Dataset rows describing interfaces:

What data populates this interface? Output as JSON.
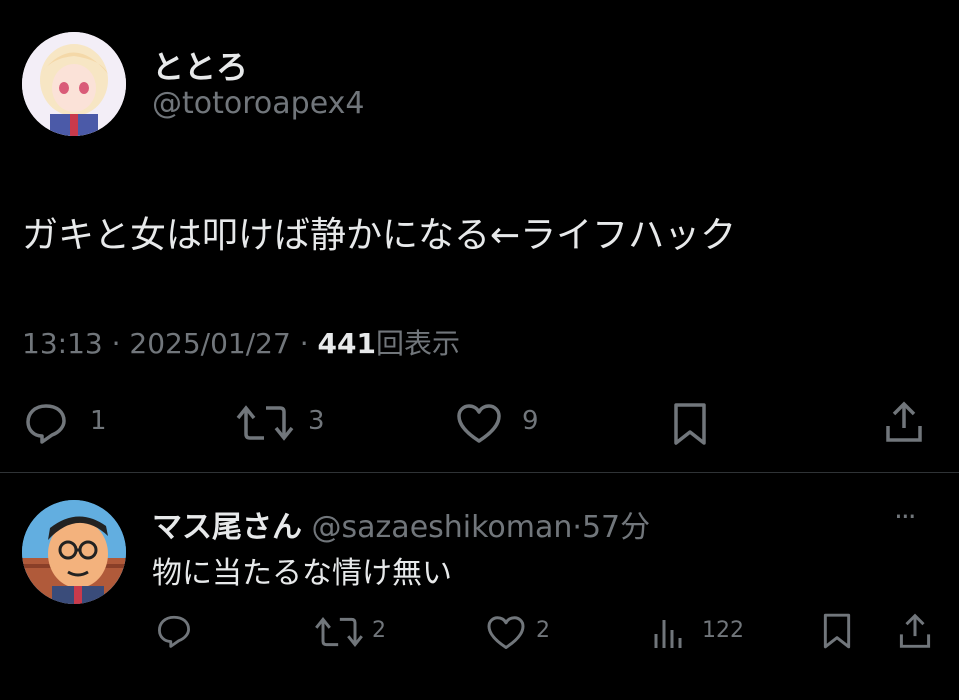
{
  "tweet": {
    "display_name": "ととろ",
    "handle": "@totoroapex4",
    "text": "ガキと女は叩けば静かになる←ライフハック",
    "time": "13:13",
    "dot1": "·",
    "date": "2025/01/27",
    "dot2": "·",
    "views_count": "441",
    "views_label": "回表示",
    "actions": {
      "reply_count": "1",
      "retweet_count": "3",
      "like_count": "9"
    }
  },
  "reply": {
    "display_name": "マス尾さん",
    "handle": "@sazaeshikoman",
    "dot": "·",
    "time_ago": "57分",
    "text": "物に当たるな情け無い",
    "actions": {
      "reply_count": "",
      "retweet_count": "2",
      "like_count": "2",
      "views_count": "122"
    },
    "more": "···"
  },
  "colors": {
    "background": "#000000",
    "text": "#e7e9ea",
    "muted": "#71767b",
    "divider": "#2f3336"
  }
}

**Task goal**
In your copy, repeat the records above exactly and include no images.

**Response below**
What data populates this interface? Output as JSON.
{
  "tweet": {
    "display_name": "ととろ",
    "handle": "@totoroapex4",
    "text": "ガキと女は叩けば静かになる←ライフハック",
    "time": "13:13",
    "dot1": "·",
    "date": "2025/01/27",
    "dot2": "·",
    "views_count": "441",
    "views_label": "回表示",
    "actions": {
      "reply_count": "1",
      "retweet_count": "3",
      "like_count": "9"
    }
  },
  "reply": {
    "display_name": "マス尾さん",
    "handle": "@sazaeshikoman",
    "dot": "·",
    "time_ago": "57分",
    "text": "物に当たるな情け無い",
    "actions": {
      "reply_count": "",
      "retweet_count": "2",
      "like_count": "2",
      "views_count": "122"
    },
    "more": "···"
  },
  "colors": {
    "background": "#000000",
    "text": "#e7e9ea",
    "muted": "#71767b",
    "divider": "#2f3336"
  }
}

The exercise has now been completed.